[Data records for software interfaces]

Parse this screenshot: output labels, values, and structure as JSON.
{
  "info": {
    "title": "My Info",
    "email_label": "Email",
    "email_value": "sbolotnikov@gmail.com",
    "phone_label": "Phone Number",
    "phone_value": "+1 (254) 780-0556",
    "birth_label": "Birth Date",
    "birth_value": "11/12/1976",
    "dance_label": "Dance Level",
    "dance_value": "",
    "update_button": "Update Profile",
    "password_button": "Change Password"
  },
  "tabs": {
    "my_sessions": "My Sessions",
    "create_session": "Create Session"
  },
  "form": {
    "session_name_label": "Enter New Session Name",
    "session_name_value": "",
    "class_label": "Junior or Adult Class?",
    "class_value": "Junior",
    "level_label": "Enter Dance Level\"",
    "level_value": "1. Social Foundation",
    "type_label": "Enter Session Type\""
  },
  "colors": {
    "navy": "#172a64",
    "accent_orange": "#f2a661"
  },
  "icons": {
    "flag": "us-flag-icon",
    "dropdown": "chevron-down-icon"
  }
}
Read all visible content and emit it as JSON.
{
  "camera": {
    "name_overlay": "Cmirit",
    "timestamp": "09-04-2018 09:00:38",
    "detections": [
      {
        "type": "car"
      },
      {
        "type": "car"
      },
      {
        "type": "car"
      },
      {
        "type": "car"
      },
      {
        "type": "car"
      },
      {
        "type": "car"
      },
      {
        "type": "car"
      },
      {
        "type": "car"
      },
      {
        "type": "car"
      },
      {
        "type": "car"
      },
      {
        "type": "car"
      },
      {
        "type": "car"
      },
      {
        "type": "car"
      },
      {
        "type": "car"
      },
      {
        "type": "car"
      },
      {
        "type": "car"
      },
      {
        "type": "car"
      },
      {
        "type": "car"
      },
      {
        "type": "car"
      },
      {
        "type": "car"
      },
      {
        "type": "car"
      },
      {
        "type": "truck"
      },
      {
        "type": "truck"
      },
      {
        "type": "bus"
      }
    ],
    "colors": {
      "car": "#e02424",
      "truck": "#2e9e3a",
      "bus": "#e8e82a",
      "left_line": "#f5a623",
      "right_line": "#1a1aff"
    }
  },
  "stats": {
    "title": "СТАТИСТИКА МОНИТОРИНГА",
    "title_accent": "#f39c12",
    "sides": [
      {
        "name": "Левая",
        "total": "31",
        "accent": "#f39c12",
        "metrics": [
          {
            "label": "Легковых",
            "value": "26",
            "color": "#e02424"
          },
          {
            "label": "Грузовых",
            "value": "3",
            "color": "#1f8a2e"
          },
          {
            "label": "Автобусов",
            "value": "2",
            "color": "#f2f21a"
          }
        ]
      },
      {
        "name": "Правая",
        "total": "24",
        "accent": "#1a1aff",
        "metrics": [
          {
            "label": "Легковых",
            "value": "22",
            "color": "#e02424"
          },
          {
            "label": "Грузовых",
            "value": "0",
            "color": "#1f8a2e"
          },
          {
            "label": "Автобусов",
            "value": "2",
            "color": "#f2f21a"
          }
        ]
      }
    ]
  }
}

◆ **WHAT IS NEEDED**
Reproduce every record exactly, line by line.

◆ **EXERCISE SOLUTION**
Parse this screenshot: output labels, values, and structure as JSON.
{
  "info": {
    "title": "My Info",
    "email_label": "Email",
    "email_value": "sbolotnikov@gmail.com",
    "phone_label": "Phone Number",
    "phone_value": "+1 (254) 780-0556",
    "birth_label": "Birth Date",
    "birth_value": "11/12/1976",
    "dance_label": "Dance Level",
    "dance_value": "",
    "update_button": "Update Profile",
    "password_button": "Change Password"
  },
  "tabs": {
    "my_sessions": "My Sessions",
    "create_session": "Create Session"
  },
  "form": {
    "session_name_label": "Enter New Session Name",
    "session_name_value": "",
    "class_label": "Junior or Adult Class?",
    "class_value": "Junior",
    "level_label": "Enter Dance Level\"",
    "level_value": "1. Social Foundation",
    "type_label": "Enter Session Type\""
  },
  "colors": {
    "navy": "#172a64",
    "accent_orange": "#f2a661"
  },
  "icons": {
    "flag": "us-flag-icon",
    "dropdown": "chevron-down-icon"
  }
}
Read all visible content and emit it as JSON.
{
  "camera": {
    "name_overlay": "Cmirit",
    "timestamp": "09-04-2018 09:00:38",
    "detections": [
      {
        "type": "car"
      },
      {
        "type": "car"
      },
      {
        "type": "car"
      },
      {
        "type": "car"
      },
      {
        "type": "car"
      },
      {
        "type": "car"
      },
      {
        "type": "car"
      },
      {
        "type": "car"
      },
      {
        "type": "car"
      },
      {
        "type": "car"
      },
      {
        "type": "car"
      },
      {
        "type": "car"
      },
      {
        "type": "car"
      },
      {
        "type": "car"
      },
      {
        "type": "car"
      },
      {
        "type": "car"
      },
      {
        "type": "car"
      },
      {
        "type": "car"
      },
      {
        "type": "car"
      },
      {
        "type": "car"
      },
      {
        "type": "car"
      },
      {
        "type": "truck"
      },
      {
        "type": "truck"
      },
      {
        "type": "bus"
      }
    ],
    "colors": {
      "car": "#e02424",
      "truck": "#2e9e3a",
      "bus": "#e8e82a",
      "left_line": "#f5a623",
      "right_line": "#1a1aff"
    }
  },
  "stats": {
    "title": "СТАТИСТИКА МОНИТОРИНГА",
    "title_accent": "#f39c12",
    "sides": [
      {
        "name": "Левая",
        "total": "31",
        "accent": "#f39c12",
        "metrics": [
          {
            "label": "Легковых",
            "value": "26",
            "color": "#e02424"
          },
          {
            "label": "Грузовых",
            "value": "3",
            "color": "#1f8a2e"
          },
          {
            "label": "Автобусов",
            "value": "2",
            "color": "#f2f21a"
          }
        ]
      },
      {
        "name": "Правая",
        "total": "24",
        "accent": "#1a1aff",
        "metrics": [
          {
            "label": "Легковых",
            "value": "22",
            "color": "#e02424"
          },
          {
            "label": "Грузовых",
            "value": "0",
            "color": "#1f8a2e"
          },
          {
            "label": "Автобусов",
            "value": "2",
            "color": "#f2f21a"
          }
        ]
      }
    ]
  }
}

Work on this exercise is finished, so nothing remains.